Work order
Lines from the records below that contain the word "club" are to be copied out.

[Items listed in a dataset]
- - - - -

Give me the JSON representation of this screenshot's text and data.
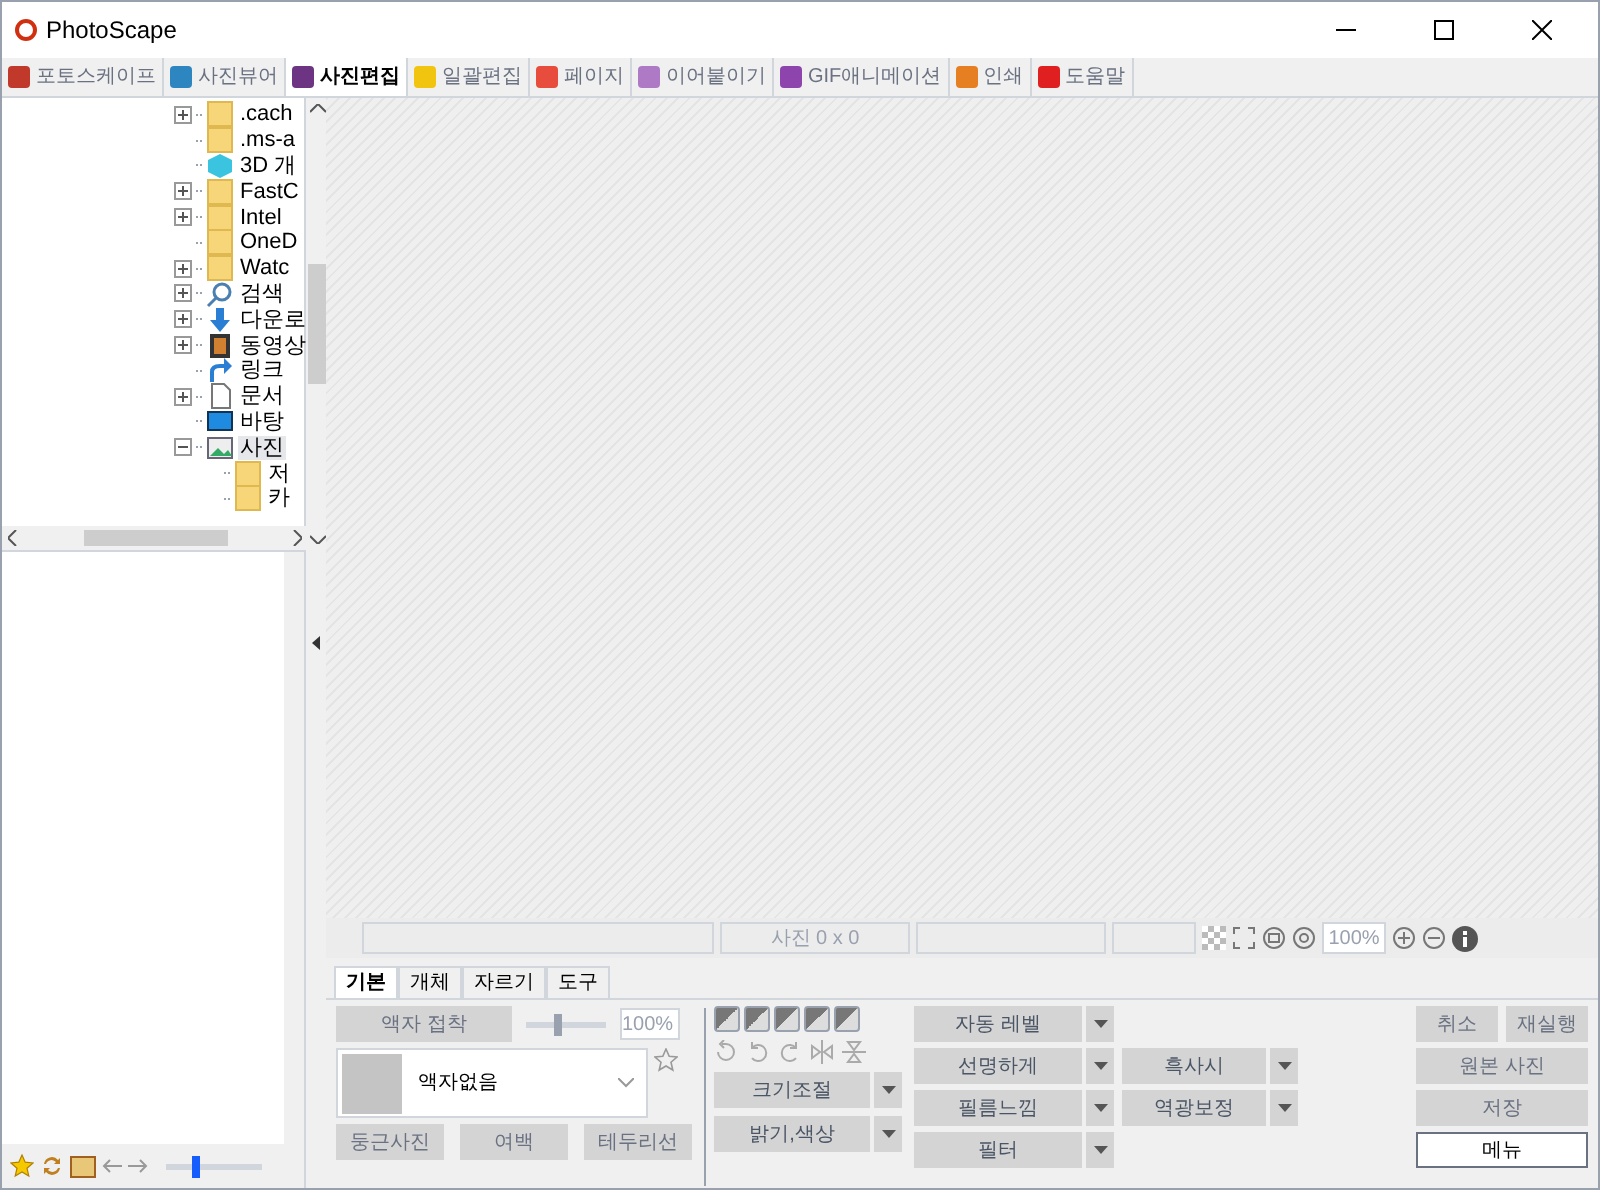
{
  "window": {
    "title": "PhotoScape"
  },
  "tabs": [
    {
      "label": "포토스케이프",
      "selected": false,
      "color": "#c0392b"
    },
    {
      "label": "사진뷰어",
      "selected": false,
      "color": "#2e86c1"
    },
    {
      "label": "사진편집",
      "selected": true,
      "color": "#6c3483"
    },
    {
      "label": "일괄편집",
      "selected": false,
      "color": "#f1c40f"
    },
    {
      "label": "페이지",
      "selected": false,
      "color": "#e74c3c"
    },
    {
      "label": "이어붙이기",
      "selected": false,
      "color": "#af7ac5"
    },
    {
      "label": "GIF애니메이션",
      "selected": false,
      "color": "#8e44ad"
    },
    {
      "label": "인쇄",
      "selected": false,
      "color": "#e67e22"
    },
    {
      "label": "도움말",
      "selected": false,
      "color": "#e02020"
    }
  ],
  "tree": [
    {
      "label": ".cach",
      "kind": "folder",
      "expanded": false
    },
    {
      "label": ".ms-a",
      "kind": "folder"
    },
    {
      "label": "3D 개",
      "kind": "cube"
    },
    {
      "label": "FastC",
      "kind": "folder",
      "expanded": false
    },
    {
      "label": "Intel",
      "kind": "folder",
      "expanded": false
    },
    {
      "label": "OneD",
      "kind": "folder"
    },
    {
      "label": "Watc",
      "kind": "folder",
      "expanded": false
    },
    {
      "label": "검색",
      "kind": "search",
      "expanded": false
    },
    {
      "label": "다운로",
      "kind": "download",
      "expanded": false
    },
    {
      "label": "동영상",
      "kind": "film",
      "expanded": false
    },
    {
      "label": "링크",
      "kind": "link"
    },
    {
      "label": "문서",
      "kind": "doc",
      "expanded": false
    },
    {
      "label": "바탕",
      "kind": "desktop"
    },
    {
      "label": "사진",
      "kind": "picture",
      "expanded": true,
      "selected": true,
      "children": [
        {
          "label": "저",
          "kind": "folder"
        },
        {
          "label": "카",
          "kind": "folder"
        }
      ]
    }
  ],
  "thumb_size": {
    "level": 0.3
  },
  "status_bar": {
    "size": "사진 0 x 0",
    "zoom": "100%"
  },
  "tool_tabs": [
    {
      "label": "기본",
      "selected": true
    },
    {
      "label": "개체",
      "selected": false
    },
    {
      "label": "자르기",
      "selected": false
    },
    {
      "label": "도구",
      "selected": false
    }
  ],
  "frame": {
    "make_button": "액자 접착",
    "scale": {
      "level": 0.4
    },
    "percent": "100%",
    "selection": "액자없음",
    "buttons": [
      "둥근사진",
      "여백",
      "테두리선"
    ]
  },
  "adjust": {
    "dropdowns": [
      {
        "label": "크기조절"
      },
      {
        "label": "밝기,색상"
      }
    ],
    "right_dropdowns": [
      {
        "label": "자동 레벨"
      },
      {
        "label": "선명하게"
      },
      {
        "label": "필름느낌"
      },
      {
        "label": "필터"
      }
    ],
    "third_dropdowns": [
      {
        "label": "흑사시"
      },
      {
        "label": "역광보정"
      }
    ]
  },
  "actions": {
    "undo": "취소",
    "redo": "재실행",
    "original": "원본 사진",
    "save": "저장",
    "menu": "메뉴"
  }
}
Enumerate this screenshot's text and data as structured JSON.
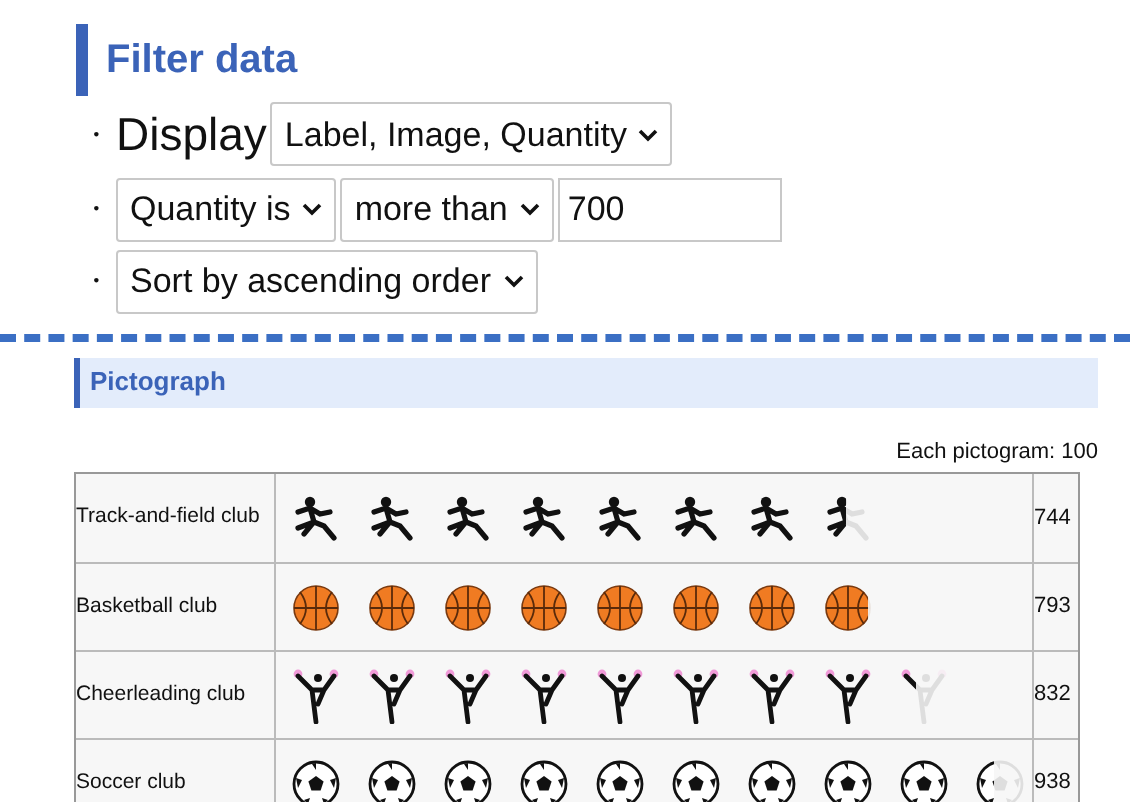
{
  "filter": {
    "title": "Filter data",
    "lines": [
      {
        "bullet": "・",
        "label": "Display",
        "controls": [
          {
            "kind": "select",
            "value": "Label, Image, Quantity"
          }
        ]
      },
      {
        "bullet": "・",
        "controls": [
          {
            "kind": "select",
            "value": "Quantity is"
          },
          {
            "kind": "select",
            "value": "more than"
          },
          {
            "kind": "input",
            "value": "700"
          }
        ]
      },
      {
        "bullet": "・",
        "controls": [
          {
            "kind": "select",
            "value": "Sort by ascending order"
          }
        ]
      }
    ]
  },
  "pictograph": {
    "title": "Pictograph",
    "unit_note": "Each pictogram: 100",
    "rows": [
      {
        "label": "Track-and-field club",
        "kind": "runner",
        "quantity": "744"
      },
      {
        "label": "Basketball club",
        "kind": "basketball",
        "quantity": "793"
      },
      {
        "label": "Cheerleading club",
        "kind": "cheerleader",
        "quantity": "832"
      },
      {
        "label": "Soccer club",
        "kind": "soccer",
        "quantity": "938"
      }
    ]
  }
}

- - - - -

Answer box
        "label": "Track-and-field club",
        "label": "Basketball club",
        "label": "Cheerleading club",
        "label": "Soccer club",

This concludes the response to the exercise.